Sometimes, I get an overpowering and and extremely interesting thought. It will start off with one idea or question and in a matter of minutes develop into a full-fledged theory in my head. Unfortunately, this usually happens in a very inconvenient time or place, like when I’m about to fall asleep, or during a road trip, in which I have no inclination or possibility of writing it or recording it somewhere. It’s such a shame because at the moment of conception (so to speak), it seems so innovative and worth exploring.
The problem with voicing such ideas to other people, which I basically never do, is that I know it will not be understood. At least not in the way I have understood it. And no, it’s not because I am more intelligent or capable of having thought processes beyond the average person. It’s because each idea or theory is a result of a series of incoming information that I am processing in a unique way. So unless someone with a very similar mind is exposed to the same information, it will be difficult to relate.

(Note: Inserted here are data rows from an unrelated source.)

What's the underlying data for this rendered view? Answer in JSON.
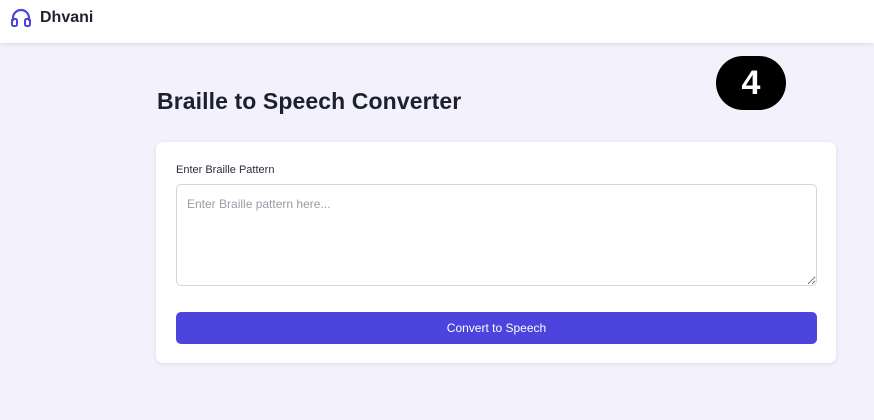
{
  "app": {
    "name": "Dhvani",
    "logo_icon": "headphones-icon",
    "accent_color": "#4c44dc"
  },
  "badge": {
    "text": "4"
  },
  "main": {
    "title": "Braille to Speech Converter",
    "form": {
      "label": "Enter Braille Pattern",
      "input_value": "",
      "input_placeholder": "Enter Braille pattern here...",
      "submit_label": "Convert to Speech"
    }
  }
}
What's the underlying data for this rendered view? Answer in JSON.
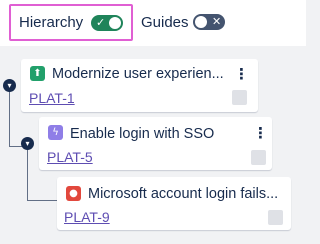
{
  "toolbar": {
    "hierarchy_label": "Hierarchy",
    "hierarchy_enabled": true,
    "guides_label": "Guides",
    "guides_enabled": false
  },
  "colors": {
    "highlight_border": "#e05fd3",
    "toggle_on": "#1f845a",
    "toggle_off": "#44546f",
    "link": "#5e4db2",
    "story_icon": "#22a06b",
    "epic_icon": "#8f7ee7",
    "bug_icon": "#e2483d"
  },
  "issues": [
    {
      "type_icon": "story-arrow-up-icon",
      "summary": "Modernize user experien...",
      "key": "PLAT-1"
    },
    {
      "type_icon": "epic-lightning-icon",
      "summary": "Enable login with SSO",
      "key": "PLAT-5"
    },
    {
      "type_icon": "bug-dot-icon",
      "summary": "Microsoft account login fails...",
      "key": "PLAT-9"
    }
  ]
}
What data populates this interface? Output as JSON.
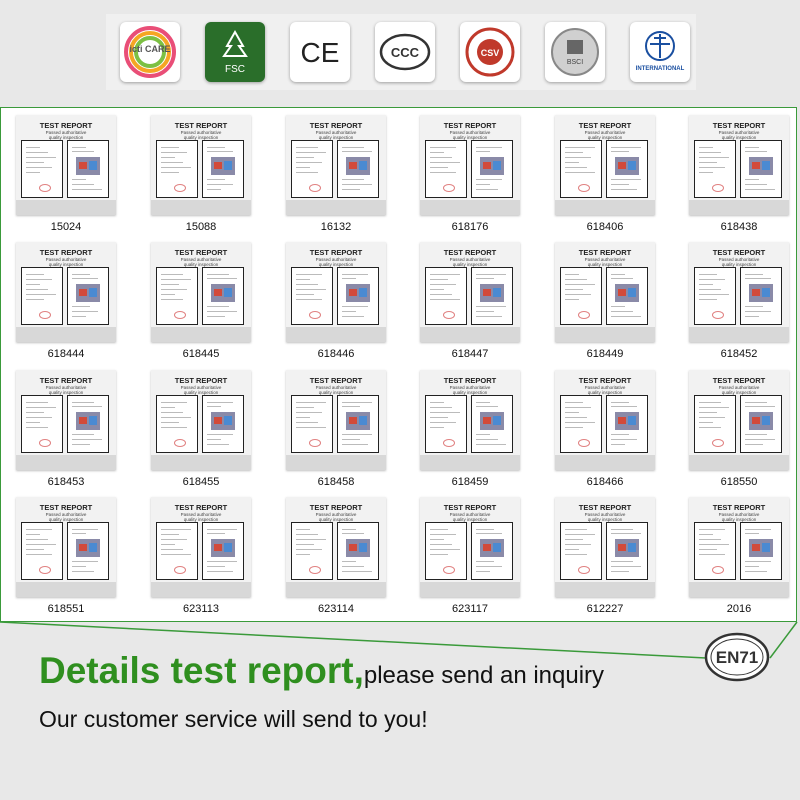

I think this is why I also love talking about films. Because a film, although it is a unique experience to each person, delivers the same exact information to a large number of people. Since everyone is processing the same data so to speak, of course through a personal mental filter, more than likely, you can expect a fair faction of people to relate to your thoughts on that film.
But thoughts based on personal experience or research and knowledge, it’s not so easy for others to relate to or find interesting. It demands many similarities among the individuals. This is probably why support groups are found, because only people who have had similar experiences are able to relate to and help one another.
But on the other hand, if we only tried to communicate with those just like us, we will never obtain new information and ways of thinking. There is something fantastic about the discovery of a new notion. A moment of exhilarating relief when that light bulb goes on. A rush of excitement that such a novel idea exists and has occurred to you. And for that, people have to be willing and not hesitant to share their thoughts and ideas, no matter how strange or complex or unreasonable they may appear. Because let’s face it, all of us live in a small mental bubble of rigidly formed ways of thinking and expectations. There is actually very few new things out there that will not seem strange to us. If you’re open to new ideas however, you can change and adapt yourself. The small rigid mental bubble I described above, is actually not something enforced on us. We can be fluid in our thoughts and beliefs, adapt them and renovate them as we receive more and varying data from our environment. And the only way to do that is not to be afraid of new thoughts and ideas.
Of course, in everything, we have to aspire for a balance. So when I say, welcome new ideas, it doesn’t mean that every other week, you switch to a different political ideology or religion. There are parts of us that perhaps have to remain a bit rigid, so as to give us that sense of belonging and confidence in an ever changing tumultuous world. That can be our family, our religion, our occupation etc. But these core elements of your identity should be as basic as possible, relying on the most general and elementary premise which you know to be true and unflinching. And from that core place, you can still take incoming information and make small renovations as you learn, experience and discover new things… but it will never take away from who you are as a person or cause any traumatic shift in your persona and view. It will only add to you, your character, your depth and understanding as a human being…